(Source data)
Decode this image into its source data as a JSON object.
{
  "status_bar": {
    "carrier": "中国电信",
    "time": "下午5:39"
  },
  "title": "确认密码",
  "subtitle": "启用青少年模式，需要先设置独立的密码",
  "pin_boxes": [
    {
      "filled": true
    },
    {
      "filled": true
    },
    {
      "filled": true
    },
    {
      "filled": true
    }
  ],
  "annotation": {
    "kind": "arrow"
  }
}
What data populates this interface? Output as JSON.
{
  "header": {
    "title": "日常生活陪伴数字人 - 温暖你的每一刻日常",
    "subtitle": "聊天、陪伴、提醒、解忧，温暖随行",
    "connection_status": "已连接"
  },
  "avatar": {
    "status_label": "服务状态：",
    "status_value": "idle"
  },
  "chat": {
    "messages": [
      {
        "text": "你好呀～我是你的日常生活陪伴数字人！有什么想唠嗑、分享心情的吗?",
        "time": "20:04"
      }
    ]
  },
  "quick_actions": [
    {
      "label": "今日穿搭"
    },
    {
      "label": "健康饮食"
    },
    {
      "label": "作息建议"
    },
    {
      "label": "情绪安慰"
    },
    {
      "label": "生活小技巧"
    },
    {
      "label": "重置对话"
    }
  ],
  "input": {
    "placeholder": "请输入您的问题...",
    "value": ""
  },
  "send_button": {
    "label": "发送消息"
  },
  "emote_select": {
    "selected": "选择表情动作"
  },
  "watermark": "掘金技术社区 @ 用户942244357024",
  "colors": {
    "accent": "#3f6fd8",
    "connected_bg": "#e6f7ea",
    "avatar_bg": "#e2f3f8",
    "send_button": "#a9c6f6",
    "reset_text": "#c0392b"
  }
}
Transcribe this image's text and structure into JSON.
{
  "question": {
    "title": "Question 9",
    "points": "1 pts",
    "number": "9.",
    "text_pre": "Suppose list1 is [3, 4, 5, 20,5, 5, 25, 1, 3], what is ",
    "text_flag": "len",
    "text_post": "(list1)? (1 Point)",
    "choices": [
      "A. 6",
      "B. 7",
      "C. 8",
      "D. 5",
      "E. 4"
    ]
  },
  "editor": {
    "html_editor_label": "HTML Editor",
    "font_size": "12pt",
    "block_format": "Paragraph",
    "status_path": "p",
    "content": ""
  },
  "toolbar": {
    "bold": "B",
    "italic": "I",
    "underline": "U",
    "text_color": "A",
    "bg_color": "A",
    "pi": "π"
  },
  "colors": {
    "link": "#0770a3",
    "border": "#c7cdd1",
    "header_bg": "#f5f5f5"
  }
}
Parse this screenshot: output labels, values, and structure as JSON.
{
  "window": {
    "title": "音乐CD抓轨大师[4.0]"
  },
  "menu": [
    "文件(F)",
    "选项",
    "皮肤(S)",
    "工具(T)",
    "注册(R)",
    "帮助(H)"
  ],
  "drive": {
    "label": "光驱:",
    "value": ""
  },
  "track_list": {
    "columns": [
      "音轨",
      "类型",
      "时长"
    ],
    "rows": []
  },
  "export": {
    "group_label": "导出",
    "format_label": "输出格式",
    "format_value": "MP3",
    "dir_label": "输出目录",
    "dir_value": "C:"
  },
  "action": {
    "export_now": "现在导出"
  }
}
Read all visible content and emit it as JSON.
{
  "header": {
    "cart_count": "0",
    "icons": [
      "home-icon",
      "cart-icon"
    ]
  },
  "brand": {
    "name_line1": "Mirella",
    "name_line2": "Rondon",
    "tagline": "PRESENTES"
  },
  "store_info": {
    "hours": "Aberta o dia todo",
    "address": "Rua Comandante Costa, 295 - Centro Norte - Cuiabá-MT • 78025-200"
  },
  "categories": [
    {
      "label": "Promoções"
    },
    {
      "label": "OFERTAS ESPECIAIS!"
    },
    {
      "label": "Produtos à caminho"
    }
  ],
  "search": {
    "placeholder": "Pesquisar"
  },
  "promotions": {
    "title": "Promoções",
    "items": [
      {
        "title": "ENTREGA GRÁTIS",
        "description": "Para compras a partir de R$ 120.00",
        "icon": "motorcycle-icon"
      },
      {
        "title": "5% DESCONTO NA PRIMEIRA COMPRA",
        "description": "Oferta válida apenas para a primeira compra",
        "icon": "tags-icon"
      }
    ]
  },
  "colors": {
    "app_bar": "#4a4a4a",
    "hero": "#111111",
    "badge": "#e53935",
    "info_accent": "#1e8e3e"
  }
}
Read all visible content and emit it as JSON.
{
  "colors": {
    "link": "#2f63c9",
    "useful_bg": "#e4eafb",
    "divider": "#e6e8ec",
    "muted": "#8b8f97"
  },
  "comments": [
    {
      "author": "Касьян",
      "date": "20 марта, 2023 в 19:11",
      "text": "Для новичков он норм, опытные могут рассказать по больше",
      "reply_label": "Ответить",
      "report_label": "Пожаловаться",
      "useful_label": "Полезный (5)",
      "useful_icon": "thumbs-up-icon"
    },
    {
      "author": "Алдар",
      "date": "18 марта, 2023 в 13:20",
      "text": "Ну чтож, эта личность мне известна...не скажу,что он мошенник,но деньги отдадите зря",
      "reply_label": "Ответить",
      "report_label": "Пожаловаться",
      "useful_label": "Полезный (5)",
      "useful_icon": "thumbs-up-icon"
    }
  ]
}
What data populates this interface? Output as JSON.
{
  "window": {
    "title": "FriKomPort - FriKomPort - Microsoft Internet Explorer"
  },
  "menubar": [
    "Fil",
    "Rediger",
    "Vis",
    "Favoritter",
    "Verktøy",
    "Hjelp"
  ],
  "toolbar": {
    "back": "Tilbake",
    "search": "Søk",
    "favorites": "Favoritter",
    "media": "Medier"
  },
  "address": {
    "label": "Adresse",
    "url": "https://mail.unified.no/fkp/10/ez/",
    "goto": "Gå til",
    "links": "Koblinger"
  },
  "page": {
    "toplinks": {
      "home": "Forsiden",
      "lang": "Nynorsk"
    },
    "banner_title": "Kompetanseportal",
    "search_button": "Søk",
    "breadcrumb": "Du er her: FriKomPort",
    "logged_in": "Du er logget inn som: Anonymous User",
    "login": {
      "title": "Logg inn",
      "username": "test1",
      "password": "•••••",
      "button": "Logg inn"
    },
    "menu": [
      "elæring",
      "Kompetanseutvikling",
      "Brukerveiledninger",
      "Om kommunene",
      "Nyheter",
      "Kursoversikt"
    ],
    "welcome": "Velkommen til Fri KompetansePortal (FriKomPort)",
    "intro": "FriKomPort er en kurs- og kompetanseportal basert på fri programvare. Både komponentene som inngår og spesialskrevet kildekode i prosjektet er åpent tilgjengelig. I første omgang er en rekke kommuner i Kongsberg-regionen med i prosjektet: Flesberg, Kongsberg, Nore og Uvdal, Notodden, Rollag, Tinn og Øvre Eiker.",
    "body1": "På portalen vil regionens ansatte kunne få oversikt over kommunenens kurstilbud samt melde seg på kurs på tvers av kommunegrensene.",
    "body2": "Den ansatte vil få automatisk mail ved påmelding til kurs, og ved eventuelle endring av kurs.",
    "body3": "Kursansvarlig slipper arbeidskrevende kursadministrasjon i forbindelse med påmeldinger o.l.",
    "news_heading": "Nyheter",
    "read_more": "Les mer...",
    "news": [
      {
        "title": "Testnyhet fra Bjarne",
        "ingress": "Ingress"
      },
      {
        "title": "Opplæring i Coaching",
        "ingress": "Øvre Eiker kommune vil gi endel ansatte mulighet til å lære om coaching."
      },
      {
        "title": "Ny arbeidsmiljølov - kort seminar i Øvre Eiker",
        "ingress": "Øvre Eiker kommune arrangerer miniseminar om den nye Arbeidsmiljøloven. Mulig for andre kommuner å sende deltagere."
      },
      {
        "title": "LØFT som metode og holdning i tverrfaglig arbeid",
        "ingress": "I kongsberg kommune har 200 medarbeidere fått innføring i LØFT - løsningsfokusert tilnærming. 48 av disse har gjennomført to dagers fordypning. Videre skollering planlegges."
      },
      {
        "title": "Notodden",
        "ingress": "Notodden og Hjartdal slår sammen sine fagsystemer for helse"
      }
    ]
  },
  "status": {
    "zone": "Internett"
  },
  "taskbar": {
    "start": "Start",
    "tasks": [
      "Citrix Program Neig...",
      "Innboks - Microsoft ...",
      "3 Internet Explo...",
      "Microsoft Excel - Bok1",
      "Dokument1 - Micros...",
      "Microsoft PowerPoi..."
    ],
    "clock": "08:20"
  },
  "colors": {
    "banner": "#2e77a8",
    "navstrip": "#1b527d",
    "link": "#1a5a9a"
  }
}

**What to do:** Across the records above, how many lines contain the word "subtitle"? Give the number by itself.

**Output below:** 2